↓
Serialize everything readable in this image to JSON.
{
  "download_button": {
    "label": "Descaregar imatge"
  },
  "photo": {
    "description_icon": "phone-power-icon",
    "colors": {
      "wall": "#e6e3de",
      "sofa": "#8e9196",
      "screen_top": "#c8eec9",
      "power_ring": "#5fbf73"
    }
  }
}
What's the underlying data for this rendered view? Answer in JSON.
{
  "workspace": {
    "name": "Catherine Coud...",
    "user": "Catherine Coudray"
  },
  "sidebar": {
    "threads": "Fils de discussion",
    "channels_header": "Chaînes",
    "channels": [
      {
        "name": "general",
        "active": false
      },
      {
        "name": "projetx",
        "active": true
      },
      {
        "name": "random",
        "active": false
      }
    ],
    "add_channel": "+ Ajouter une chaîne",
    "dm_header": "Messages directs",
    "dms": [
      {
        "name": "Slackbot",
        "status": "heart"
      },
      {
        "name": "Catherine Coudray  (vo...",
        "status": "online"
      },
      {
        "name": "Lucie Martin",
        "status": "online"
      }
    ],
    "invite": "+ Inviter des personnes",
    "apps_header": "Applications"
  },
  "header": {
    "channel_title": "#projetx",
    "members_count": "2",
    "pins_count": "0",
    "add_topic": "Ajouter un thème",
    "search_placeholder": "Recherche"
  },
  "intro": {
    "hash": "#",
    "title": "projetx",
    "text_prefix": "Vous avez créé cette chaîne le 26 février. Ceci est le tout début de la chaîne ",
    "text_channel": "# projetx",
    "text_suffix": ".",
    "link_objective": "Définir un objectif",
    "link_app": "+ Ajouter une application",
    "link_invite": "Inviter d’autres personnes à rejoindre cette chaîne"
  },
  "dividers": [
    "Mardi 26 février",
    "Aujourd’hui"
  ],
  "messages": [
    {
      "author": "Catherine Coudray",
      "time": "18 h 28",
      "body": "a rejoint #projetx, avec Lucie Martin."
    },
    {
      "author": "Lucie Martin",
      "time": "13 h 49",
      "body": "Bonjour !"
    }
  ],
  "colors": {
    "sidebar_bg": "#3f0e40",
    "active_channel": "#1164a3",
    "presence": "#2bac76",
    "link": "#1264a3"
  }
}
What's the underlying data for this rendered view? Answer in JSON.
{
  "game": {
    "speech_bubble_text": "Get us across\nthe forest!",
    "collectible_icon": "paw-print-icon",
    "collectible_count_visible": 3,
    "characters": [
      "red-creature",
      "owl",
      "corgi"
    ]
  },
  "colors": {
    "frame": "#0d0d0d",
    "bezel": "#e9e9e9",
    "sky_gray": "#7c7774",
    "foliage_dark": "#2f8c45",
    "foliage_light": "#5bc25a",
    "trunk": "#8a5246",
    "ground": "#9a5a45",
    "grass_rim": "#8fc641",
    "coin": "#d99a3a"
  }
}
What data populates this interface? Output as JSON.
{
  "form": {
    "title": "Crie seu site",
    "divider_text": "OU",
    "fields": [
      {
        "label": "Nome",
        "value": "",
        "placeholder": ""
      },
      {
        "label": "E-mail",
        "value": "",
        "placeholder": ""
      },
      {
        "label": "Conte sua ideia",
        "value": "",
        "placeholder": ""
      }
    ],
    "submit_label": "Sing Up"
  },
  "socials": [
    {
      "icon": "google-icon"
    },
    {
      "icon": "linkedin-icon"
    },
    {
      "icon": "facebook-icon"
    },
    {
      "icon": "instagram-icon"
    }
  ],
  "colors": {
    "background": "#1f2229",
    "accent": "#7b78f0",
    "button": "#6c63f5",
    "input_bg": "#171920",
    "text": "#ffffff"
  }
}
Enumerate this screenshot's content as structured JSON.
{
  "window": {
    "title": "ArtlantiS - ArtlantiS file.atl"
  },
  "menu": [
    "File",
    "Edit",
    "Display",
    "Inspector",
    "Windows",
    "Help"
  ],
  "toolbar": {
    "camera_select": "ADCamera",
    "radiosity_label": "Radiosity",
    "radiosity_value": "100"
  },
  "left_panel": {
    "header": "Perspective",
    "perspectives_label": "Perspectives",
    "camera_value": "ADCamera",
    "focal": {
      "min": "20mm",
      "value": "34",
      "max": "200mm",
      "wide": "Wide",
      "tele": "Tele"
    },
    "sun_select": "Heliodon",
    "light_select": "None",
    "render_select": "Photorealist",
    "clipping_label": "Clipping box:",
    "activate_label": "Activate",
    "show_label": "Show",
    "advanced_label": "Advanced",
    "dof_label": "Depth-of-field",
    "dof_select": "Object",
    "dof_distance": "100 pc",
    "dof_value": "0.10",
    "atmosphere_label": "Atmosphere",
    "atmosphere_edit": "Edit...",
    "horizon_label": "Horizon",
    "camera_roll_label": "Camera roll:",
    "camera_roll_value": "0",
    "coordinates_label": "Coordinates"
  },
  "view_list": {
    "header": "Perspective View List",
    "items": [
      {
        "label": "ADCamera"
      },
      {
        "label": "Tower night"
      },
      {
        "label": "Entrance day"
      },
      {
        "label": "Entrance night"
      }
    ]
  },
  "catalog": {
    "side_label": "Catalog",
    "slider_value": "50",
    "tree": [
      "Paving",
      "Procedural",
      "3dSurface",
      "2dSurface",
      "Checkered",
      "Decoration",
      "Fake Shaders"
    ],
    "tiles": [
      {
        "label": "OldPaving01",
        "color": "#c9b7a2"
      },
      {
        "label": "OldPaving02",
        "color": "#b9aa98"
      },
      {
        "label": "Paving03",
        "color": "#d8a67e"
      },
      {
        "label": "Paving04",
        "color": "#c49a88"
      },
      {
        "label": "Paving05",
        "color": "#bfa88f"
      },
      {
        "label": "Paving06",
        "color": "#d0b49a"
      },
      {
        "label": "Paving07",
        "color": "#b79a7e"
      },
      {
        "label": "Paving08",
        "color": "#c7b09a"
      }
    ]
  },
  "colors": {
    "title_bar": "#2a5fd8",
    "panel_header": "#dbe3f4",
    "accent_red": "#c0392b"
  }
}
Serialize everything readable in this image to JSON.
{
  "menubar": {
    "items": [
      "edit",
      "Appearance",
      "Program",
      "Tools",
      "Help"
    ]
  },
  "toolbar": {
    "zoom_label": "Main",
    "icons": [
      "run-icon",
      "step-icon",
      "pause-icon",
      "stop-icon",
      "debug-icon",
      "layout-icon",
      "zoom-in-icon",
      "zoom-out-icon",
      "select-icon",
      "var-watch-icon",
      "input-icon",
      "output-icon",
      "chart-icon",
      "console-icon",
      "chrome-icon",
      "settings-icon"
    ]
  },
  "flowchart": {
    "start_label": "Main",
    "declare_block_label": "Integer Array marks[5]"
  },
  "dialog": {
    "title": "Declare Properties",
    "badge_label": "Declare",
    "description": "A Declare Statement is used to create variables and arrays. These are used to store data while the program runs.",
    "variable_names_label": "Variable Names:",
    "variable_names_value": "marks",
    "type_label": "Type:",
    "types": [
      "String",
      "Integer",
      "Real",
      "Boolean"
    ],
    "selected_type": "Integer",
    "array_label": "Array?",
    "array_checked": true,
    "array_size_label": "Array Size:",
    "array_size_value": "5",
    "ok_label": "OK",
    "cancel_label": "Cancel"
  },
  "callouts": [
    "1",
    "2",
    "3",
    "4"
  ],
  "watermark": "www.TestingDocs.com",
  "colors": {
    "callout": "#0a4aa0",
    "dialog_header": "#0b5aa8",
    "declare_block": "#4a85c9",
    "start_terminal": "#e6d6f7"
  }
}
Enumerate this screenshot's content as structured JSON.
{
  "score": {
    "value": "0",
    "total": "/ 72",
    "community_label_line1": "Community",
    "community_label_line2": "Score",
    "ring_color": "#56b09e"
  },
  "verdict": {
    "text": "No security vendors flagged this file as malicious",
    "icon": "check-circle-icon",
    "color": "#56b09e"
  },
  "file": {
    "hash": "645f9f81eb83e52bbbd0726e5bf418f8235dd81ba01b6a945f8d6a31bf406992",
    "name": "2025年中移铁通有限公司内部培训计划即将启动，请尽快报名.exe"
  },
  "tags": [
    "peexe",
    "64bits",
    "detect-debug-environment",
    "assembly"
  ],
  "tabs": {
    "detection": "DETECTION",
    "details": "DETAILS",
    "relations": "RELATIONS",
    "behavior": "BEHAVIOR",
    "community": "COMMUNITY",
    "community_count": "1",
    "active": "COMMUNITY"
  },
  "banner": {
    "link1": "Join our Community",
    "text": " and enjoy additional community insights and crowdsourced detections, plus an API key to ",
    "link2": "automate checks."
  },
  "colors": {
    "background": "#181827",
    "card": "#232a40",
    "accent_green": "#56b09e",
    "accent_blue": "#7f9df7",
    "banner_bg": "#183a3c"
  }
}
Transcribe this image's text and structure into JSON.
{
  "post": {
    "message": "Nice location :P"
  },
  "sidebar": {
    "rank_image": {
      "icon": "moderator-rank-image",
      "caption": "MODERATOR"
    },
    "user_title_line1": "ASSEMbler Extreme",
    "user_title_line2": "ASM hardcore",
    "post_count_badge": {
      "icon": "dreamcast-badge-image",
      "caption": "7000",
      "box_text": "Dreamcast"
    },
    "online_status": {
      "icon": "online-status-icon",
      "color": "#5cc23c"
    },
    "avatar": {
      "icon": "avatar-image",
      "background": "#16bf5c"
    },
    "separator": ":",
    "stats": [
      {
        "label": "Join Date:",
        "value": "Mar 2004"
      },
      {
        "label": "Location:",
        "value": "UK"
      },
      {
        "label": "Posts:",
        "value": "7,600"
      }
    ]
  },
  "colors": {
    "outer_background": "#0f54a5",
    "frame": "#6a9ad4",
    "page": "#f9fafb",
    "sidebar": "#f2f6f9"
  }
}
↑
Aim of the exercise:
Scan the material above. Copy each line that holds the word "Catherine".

Answer box:
    "name": "Catherine Coud...",
    "user": "Catherine Coudray"
        "name": "Catherine Coudray  (vo...",
      "author": "Catherine Coudray",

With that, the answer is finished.